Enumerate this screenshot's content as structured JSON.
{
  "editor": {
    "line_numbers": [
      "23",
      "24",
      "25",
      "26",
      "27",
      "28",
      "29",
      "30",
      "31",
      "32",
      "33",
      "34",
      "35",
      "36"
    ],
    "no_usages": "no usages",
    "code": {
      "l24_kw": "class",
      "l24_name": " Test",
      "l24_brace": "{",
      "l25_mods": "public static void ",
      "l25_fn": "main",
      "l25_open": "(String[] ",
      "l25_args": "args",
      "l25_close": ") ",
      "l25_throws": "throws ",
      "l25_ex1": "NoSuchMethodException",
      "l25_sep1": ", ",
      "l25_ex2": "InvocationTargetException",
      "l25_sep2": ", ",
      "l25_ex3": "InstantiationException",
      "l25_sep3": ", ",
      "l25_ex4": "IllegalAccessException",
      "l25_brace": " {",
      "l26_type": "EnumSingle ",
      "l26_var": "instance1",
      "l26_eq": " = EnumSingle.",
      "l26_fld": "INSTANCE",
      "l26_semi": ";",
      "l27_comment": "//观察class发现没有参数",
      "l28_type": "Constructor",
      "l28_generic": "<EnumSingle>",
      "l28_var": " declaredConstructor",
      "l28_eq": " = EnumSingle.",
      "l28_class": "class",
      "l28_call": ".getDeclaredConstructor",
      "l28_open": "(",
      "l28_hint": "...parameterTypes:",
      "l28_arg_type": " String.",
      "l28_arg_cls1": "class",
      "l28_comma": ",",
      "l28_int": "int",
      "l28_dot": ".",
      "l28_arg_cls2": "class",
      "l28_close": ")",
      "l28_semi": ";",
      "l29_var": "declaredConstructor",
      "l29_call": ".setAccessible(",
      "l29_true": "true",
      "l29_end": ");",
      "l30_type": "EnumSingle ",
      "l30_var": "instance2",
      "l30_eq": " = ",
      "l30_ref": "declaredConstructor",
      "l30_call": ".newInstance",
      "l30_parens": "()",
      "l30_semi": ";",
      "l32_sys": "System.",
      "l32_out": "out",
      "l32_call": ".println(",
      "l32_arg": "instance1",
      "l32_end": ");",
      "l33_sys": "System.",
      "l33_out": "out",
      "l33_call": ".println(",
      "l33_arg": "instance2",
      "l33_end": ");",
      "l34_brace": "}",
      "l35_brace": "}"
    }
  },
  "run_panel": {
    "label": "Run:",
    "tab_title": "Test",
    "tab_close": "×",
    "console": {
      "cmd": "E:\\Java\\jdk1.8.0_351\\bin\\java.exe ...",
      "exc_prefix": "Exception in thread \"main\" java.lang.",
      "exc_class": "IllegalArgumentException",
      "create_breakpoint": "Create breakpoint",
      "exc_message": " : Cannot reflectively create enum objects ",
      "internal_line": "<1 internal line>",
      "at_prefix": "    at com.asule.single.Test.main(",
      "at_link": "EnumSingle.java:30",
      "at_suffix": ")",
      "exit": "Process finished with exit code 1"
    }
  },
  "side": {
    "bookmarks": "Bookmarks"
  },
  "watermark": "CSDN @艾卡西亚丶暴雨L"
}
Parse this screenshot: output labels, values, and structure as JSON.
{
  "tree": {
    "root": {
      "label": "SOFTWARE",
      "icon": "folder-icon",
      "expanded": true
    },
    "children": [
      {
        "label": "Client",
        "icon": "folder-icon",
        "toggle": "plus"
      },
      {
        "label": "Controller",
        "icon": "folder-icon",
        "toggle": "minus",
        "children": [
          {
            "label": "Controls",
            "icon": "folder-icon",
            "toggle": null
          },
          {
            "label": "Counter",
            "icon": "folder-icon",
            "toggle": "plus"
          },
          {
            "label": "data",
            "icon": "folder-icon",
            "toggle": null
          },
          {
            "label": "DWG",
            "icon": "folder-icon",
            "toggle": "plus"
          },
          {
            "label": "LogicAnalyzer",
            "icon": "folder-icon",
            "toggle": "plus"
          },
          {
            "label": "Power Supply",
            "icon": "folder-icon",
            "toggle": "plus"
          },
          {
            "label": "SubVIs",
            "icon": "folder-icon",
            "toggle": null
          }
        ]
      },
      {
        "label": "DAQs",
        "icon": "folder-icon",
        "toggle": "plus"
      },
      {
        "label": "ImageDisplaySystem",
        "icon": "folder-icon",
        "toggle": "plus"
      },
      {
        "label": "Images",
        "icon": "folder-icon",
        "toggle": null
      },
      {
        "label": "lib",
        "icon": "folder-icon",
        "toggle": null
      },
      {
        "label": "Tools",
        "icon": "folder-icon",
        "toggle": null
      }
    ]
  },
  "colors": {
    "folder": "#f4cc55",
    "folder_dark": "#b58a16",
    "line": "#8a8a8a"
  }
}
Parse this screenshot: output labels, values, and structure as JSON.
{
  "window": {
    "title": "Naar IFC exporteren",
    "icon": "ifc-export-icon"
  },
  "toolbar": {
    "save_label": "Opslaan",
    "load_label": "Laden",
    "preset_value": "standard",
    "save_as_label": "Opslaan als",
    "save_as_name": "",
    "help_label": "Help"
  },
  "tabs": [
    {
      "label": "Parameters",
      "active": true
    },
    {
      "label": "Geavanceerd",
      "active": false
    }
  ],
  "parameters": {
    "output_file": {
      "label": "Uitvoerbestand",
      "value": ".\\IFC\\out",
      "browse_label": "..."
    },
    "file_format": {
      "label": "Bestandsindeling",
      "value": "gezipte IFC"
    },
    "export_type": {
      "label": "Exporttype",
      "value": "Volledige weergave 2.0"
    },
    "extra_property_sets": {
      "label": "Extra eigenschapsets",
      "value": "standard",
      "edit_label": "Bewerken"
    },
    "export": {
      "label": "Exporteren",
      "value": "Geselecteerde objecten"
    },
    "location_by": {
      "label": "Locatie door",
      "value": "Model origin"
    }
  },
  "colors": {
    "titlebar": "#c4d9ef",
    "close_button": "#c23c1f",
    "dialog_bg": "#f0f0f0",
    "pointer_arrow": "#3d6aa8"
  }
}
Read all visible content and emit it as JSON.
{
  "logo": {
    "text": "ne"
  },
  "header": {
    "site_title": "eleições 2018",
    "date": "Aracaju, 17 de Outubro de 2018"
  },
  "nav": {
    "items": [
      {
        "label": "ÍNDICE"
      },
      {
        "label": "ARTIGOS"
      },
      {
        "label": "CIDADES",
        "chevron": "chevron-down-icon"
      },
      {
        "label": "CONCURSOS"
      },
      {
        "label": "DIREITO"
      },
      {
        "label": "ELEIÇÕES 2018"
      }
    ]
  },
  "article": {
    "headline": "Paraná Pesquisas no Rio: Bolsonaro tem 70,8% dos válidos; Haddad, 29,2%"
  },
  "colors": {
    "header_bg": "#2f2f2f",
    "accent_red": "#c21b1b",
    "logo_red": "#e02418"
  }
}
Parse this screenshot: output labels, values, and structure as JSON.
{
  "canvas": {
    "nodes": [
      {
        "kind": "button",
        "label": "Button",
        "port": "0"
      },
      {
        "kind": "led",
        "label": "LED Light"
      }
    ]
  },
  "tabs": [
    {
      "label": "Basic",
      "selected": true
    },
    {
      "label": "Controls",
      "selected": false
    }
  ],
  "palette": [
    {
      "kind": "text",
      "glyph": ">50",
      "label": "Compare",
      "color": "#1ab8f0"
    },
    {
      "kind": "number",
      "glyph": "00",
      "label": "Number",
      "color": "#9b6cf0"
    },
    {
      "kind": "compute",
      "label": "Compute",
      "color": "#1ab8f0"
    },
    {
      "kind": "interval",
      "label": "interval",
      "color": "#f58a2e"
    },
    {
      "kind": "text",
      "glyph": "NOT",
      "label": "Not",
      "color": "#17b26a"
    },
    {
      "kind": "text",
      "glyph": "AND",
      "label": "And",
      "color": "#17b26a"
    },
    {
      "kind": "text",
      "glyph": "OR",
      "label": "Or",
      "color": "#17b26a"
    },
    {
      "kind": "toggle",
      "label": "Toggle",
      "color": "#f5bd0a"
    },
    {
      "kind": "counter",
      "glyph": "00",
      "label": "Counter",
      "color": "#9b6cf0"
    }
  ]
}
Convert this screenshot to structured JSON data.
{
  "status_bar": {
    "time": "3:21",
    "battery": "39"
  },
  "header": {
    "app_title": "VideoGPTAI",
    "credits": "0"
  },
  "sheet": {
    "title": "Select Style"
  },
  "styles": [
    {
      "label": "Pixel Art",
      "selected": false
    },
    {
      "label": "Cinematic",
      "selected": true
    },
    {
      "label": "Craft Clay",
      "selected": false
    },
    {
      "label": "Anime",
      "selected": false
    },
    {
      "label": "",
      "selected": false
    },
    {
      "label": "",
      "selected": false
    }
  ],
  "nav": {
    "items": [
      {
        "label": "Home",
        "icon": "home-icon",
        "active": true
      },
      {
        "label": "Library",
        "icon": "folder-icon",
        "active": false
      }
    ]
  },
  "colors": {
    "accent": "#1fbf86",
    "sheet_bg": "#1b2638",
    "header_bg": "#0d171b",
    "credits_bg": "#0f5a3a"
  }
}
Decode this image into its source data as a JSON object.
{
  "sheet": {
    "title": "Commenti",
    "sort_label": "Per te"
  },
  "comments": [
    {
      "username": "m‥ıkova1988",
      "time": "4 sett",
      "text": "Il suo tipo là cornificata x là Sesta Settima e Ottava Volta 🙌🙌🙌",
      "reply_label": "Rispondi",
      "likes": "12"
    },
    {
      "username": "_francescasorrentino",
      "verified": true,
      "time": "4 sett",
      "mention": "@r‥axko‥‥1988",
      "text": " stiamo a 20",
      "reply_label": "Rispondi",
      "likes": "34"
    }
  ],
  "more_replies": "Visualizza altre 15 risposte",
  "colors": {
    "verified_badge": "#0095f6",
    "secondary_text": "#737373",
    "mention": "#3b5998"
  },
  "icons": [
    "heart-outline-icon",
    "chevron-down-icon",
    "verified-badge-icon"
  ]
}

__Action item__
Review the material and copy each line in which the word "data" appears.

__Completed task__
            "label": "data",
Convert this screenshot to structured JSON data.
Decode this image into its source data as a JSON object.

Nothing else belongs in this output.